At this point, I decided to cut my losses with the kid… nothing I could say or (legally) do was going to stop his fidgeting, and at least he had been mostly quiet since the popcorn war ended. The two women on my left should know better though, and I was beginning to miss parts of the movie because I was so wrapped up in visualizing their slow, painful deaths. With a third of the movie already gone, my patience wearing thin, and my forty-seven unimpressed looks gone unnoticed, I leaned over and said, “Could you please save your conversation for after the movie… it’s really loud.”
I wasn’t expecting an apology. I wasn’t even expecting an apologetic glance. All I expected was for them to shut the fuck up. What was their response? To start a new conversation about what my problem was.
Meanwhile, the juvenile delinquent to my right had pulled off his shoes, taken all of the change out of his pockets (dropping half of it on the ground in the process) in order to count all of his twenty-something coins, and started sucking on the necklace he was wearing. To be clear, I don’t mean that he was holding a link of his chain between his lips or his teeth… he actually had removed the chain from his neck and placed the entire thing in his mouth, and proceeded to pull it in and out of his mouth like a string of spaghetti. I made a mental note to google, “boy escapes mental hospital,” immediately after the movie.
Overall, it was a horrible movie-going experience, maybe the worst I’ve ever had, but I loved this movie. It was fantastic. Without giving anything away, there was a line in it about getting back to the old ways, and given my experience at the theatre today, I couldn’t help but think that we would all benefit from looking back once in awhile.
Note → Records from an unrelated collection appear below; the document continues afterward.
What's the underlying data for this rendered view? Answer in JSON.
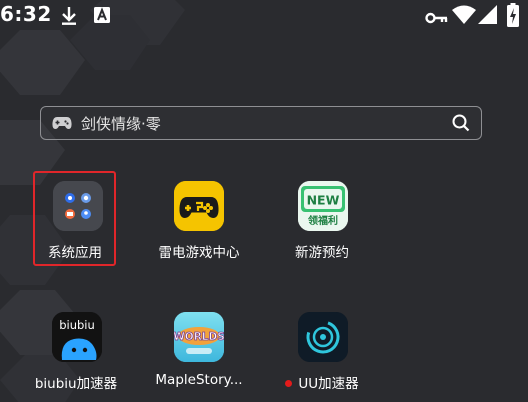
{
  "status_bar": {
    "time": "6:32",
    "left_icons": [
      "download-icon",
      "text-a-icon"
    ],
    "right_icons": [
      "key-icon",
      "wifi-icon",
      "signal-icon",
      "battery-charging-icon"
    ]
  },
  "search": {
    "text": "剑侠情缘·零",
    "leading_icon": "gamepad-icon",
    "trailing_icon": "search-icon"
  },
  "apps": [
    {
      "label": "系统应用",
      "icon": "folder-icon",
      "highlighted": true
    },
    {
      "label": "雷电游戏中心",
      "icon": "gamepad-icon"
    },
    {
      "label": "新游预约",
      "icon": "new-badge-icon",
      "badge_text": "NEW",
      "sub_text": "领福利"
    },
    {
      "label": "biubiu加速器",
      "icon": "biubiu-icon",
      "logo_text": "biubiu"
    },
    {
      "label": "MapleStory...",
      "icon": "maplestory-icon",
      "logo_text": "WORLDS"
    },
    {
      "label": "UU加速器",
      "icon": "uu-icon",
      "has_notification_dot": true
    }
  ],
  "colors": {
    "background": "#2a2b2f",
    "highlight": "#e0262a",
    "leidian_yellow": "#f5c400",
    "new_green": "#38c172",
    "uu_teal": "#2fc6dd"
  }
}
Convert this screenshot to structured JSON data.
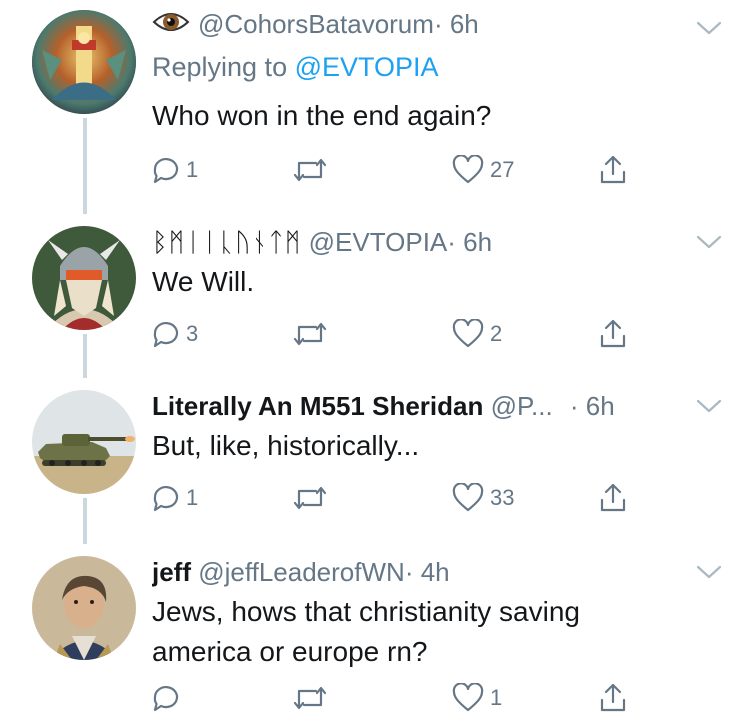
{
  "tweets": [
    {
      "handle": "@CohorsBatavorum",
      "time": "· 6h",
      "replying_prefix": "Replying to",
      "replying_to": "@EVTOPIA",
      "text": "Who won in the end again?",
      "replies": "1",
      "retweets": "",
      "likes": "27",
      "avatar_icon": "ornate-icon-avatar"
    },
    {
      "display_name": "ᛒᛗᛁᛁᚳᚢᚾᛏᛗ",
      "handle": "@EVTOPIA",
      "time": "· 6h",
      "text": "We Will.",
      "replies": "3",
      "retweets": "",
      "likes": "2",
      "avatar_icon": "helmeted-warrior-avatar"
    },
    {
      "display_name": "Literally An M551 Sheridan",
      "handle": "@P...",
      "time": "· 6h",
      "text": "But, like, historically...",
      "replies": "1",
      "retweets": "",
      "likes": "33",
      "avatar_icon": "tank-avatar"
    },
    {
      "display_name": "jeff",
      "handle": "@jeffLeaderofWN",
      "time": "· 4h",
      "text_line1": "Jews, hows that christianity saving",
      "text_line2": "america or europe rn?",
      "replies": "",
      "retweets": "",
      "likes": "1",
      "avatar_icon": "portrait-avatar"
    }
  ],
  "colors": {
    "text": "#14171a",
    "secondary": "#657786",
    "link": "#1da1f2",
    "thread_line": "#ccd6dd"
  }
}
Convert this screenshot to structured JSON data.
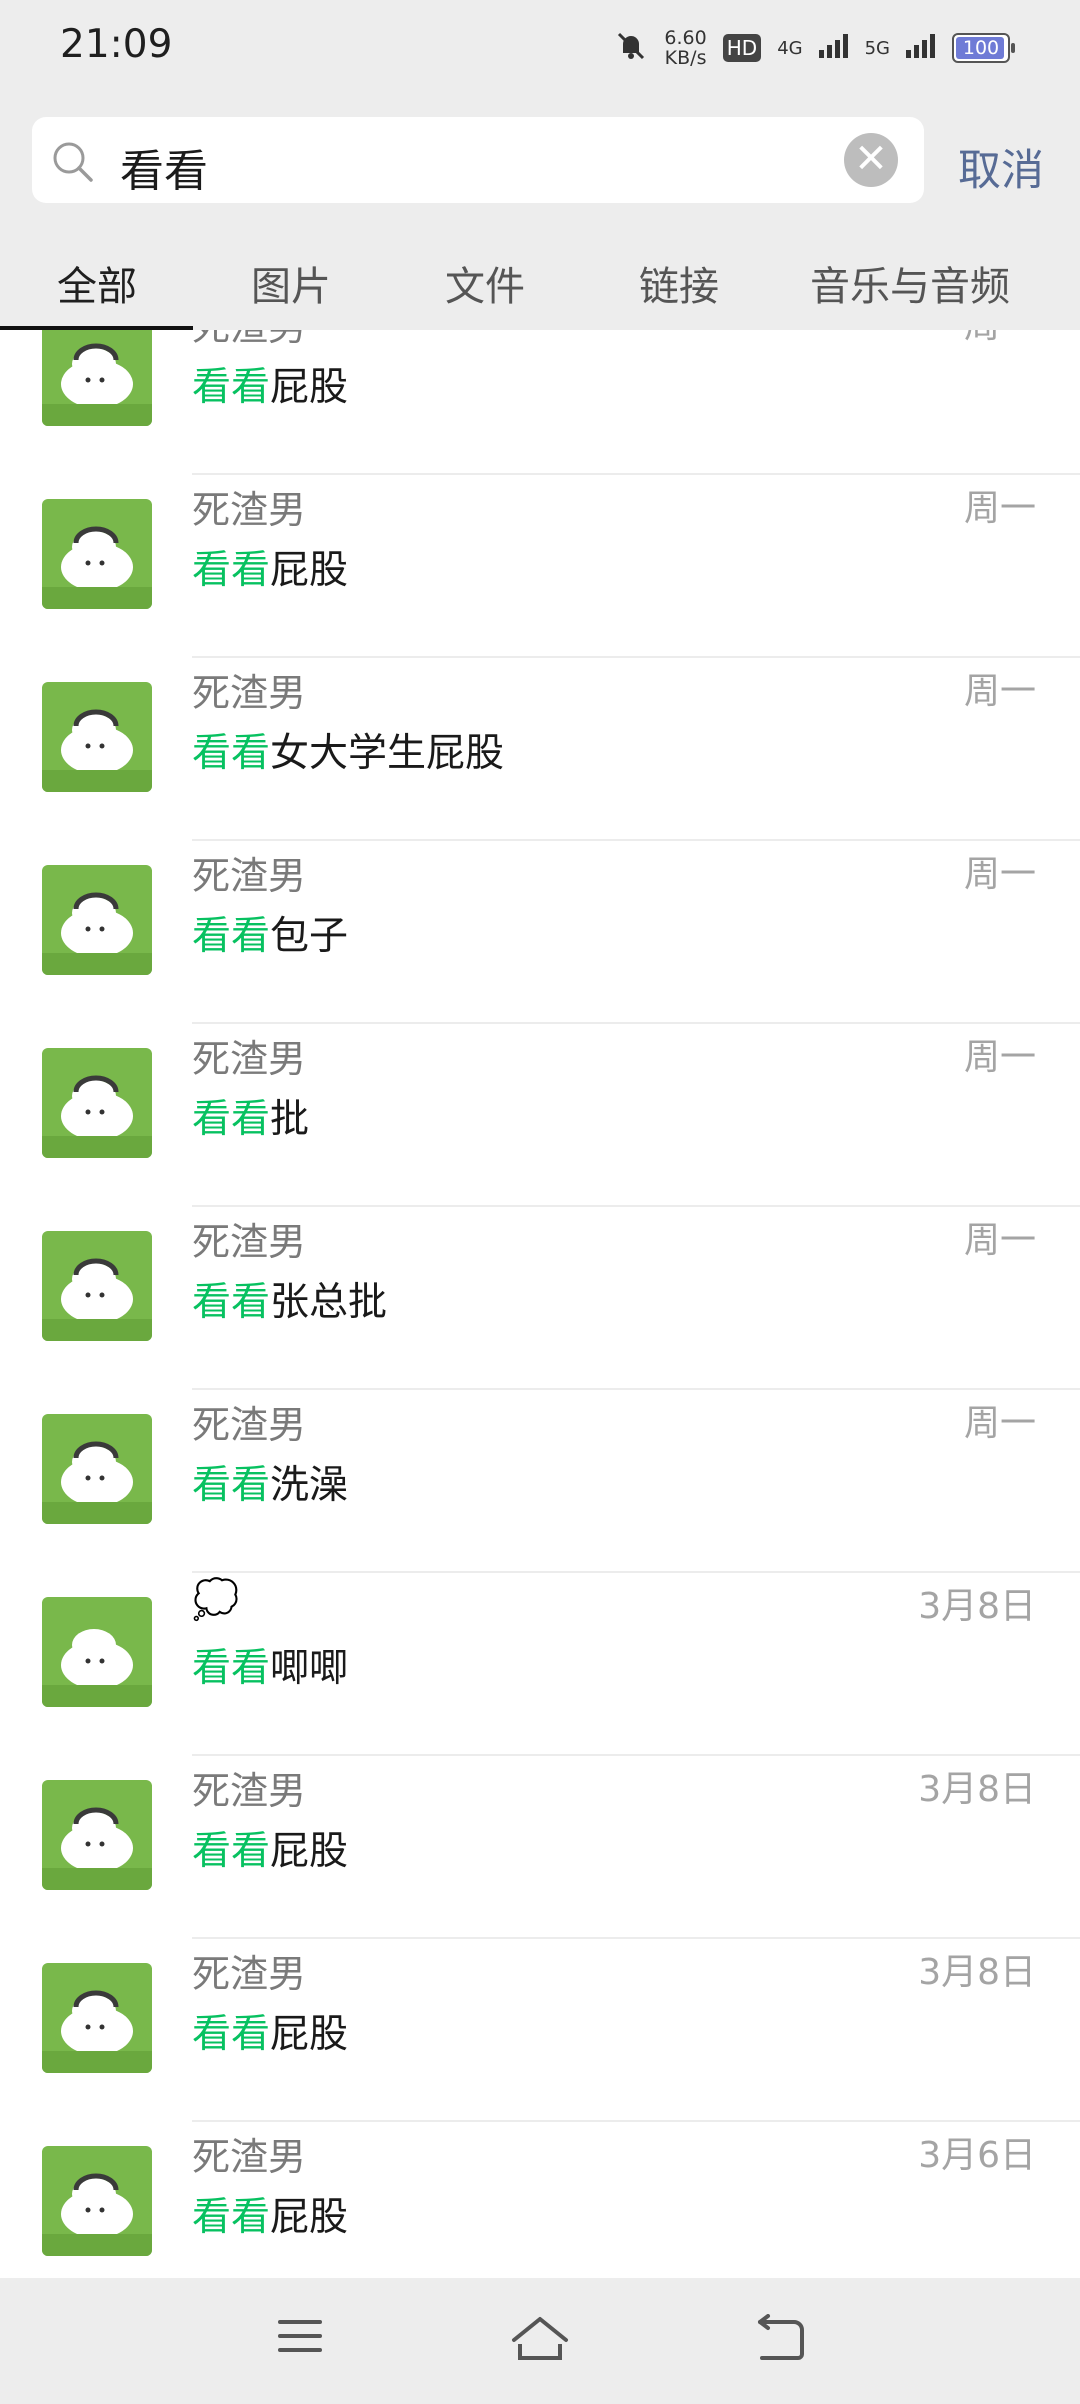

The world has plenty of problems, but when we can’t even remember how to do the little things right, then we’re really in trouble.